Source material below:

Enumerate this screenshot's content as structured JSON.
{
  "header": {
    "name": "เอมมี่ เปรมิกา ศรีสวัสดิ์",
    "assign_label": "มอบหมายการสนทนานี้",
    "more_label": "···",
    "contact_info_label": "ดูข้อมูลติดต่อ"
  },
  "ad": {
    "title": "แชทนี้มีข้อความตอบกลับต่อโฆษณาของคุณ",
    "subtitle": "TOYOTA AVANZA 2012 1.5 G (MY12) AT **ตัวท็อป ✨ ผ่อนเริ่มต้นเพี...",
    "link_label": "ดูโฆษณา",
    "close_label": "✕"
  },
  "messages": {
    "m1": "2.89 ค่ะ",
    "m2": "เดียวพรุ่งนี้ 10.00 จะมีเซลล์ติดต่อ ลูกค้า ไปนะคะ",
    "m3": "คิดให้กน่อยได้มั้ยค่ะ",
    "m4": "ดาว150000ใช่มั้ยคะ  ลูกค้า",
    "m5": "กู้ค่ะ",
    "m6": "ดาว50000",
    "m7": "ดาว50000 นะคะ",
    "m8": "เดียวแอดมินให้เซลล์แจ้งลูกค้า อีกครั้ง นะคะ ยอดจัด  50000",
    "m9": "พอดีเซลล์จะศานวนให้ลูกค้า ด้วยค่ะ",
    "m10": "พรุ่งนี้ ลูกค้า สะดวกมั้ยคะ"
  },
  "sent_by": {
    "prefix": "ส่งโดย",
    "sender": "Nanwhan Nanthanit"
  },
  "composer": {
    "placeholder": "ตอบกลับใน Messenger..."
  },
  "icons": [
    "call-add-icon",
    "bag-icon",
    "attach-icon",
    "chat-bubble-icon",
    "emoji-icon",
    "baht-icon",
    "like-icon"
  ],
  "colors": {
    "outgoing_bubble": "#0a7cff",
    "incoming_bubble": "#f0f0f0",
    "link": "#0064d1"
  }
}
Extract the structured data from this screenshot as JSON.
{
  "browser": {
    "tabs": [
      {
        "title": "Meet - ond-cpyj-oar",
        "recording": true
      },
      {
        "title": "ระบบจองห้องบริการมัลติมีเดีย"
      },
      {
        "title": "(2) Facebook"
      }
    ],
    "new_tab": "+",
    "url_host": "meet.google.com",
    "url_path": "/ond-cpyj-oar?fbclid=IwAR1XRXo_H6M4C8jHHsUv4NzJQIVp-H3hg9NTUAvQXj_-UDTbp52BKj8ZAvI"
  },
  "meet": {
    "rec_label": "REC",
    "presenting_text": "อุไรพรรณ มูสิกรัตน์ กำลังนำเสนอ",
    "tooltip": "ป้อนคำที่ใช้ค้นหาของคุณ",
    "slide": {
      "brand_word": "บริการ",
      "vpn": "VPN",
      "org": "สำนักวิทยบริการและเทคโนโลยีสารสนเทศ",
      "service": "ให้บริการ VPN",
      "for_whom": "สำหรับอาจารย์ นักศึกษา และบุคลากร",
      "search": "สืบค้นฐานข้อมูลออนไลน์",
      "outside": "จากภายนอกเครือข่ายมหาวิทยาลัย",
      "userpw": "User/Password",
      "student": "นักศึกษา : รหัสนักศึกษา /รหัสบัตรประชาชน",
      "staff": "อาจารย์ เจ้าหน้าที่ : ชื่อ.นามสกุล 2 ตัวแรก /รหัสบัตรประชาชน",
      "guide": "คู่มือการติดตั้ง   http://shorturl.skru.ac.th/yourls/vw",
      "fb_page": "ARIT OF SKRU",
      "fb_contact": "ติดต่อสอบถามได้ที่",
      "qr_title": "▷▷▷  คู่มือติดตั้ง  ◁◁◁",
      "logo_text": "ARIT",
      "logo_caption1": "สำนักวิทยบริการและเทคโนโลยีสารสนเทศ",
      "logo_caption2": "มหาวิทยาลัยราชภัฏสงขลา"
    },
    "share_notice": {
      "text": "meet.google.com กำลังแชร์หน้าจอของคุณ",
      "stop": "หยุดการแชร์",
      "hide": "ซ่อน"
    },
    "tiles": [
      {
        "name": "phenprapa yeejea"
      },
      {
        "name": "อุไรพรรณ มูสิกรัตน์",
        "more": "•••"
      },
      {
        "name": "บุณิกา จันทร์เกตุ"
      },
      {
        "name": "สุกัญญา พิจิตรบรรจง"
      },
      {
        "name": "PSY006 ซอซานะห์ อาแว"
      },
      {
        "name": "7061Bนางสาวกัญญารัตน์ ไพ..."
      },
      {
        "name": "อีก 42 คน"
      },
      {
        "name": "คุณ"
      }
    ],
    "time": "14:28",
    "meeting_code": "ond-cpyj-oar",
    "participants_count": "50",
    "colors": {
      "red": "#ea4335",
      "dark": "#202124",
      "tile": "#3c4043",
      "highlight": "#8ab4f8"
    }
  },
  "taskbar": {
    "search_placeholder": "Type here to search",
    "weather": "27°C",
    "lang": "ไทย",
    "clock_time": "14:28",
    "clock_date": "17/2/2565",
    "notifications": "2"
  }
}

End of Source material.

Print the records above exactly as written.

→ **Exercise output**:
Enumerate this screenshot's content as structured JSON.
{
  "header": {
    "name": "เอมมี่ เปรมิกา ศรีสวัสดิ์",
    "assign_label": "มอบหมายการสนทนานี้",
    "more_label": "···",
    "contact_info_label": "ดูข้อมูลติดต่อ"
  },
  "ad": {
    "title": "แชทนี้มีข้อความตอบกลับต่อโฆษณาของคุณ",
    "subtitle": "TOYOTA AVANZA 2012 1.5 G (MY12) AT **ตัวท็อป ✨ ผ่อนเริ่มต้นเพี...",
    "link_label": "ดูโฆษณา",
    "close_label": "✕"
  },
  "messages": {
    "m1": "2.89 ค่ะ",
    "m2": "เดียวพรุ่งนี้ 10.00 จะมีเซลล์ติดต่อ ลูกค้า ไปนะคะ",
    "m3": "คิดให้กน่อยได้มั้ยค่ะ",
    "m4": "ดาว150000ใช่มั้ยคะ  ลูกค้า",
    "m5": "กู้ค่ะ",
    "m6": "ดาว50000",
    "m7": "ดาว50000 นะคะ",
    "m8": "เดียวแอดมินให้เซลล์แจ้งลูกค้า อีกครั้ง นะคะ ยอดจัด  50000",
    "m9": "พอดีเซลล์จะศานวนให้ลูกค้า ด้วยค่ะ",
    "m10": "พรุ่งนี้ ลูกค้า สะดวกมั้ยคะ"
  },
  "sent_by": {
    "prefix": "ส่งโดย",
    "sender": "Nanwhan Nanthanit"
  },
  "composer": {
    "placeholder": "ตอบกลับใน Messenger..."
  },
  "icons": [
    "call-add-icon",
    "bag-icon",
    "attach-icon",
    "chat-bubble-icon",
    "emoji-icon",
    "baht-icon",
    "like-icon"
  ],
  "colors": {
    "outgoing_bubble": "#0a7cff",
    "incoming_bubble": "#f0f0f0",
    "link": "#0064d1"
  }
}
Extract the structured data from this screenshot as JSON.
{
  "browser": {
    "tabs": [
      {
        "title": "Meet - ond-cpyj-oar",
        "recording": true
      },
      {
        "title": "ระบบจองห้องบริการมัลติมีเดีย"
      },
      {
        "title": "(2) Facebook"
      }
    ],
    "new_tab": "+",
    "url_host": "meet.google.com",
    "url_path": "/ond-cpyj-oar?fbclid=IwAR1XRXo_H6M4C8jHHsUv4NzJQIVp-H3hg9NTUAvQXj_-UDTbp52BKj8ZAvI"
  },
  "meet": {
    "rec_label": "REC",
    "presenting_text": "อุไรพรรณ มูสิกรัตน์ กำลังนำเสนอ",
    "tooltip": "ป้อนคำที่ใช้ค้นหาของคุณ",
    "slide": {
      "brand_word": "บริการ",
      "vpn": "VPN",
      "org": "สำนักวิทยบริการและเทคโนโลยีสารสนเทศ",
      "service": "ให้บริการ VPN",
      "for_whom": "สำหรับอาจารย์ นักศึกษา และบุคลากร",
      "search": "สืบค้นฐานข้อมูลออนไลน์",
      "outside": "จากภายนอกเครือข่ายมหาวิทยาลัย",
      "userpw": "User/Password",
      "student": "นักศึกษา : รหัสนักศึกษา /รหัสบัตรประชาชน",
      "staff": "อาจารย์ เจ้าหน้าที่ : ชื่อ.นามสกุล 2 ตัวแรก /รหัสบัตรประชาชน",
      "guide": "คู่มือการติดตั้ง   http://shorturl.skru.ac.th/yourls/vw",
      "fb_page": "ARIT OF SKRU",
      "fb_contact": "ติดต่อสอบถามได้ที่",
      "qr_title": "▷▷▷  คู่มือติดตั้ง  ◁◁◁",
      "logo_text": "ARIT",
      "logo_caption1": "สำนักวิทยบริการและเทคโนโลยีสารสนเทศ",
      "logo_caption2": "มหาวิทยาลัยราชภัฏสงขลา"
    },
    "share_notice": {
      "text": "meet.google.com กำลังแชร์หน้าจอของคุณ",
      "stop": "หยุดการแชร์",
      "hide": "ซ่อน"
    },
    "tiles": [
      {
        "name": "phenprapa yeejea"
      },
      {
        "name": "อุไรพรรณ มูสิกรัตน์",
        "more": "•••"
      },
      {
        "name": "บุณิกา จันทร์เกตุ"
      },
      {
        "name": "สุกัญญา พิจิตรบรรจง"
      },
      {
        "name": "PSY006 ซอซานะห์ อาแว"
      },
      {
        "name": "7061Bนางสาวกัญญารัตน์ ไพ..."
      },
      {
        "name": "อีก 42 คน"
      },
      {
        "name": "คุณ"
      }
    ],
    "time": "14:28",
    "meeting_code": "ond-cpyj-oar",
    "participants_count": "50",
    "colors": {
      "red": "#ea4335",
      "dark": "#202124",
      "tile": "#3c4043",
      "highlight": "#8ab4f8"
    }
  },
  "taskbar": {
    "search_placeholder": "Type here to search",
    "weather": "27°C",
    "lang": "ไทย",
    "clock_time": "14:28",
    "clock_date": "17/2/2565",
    "notifications": "2"
  }
}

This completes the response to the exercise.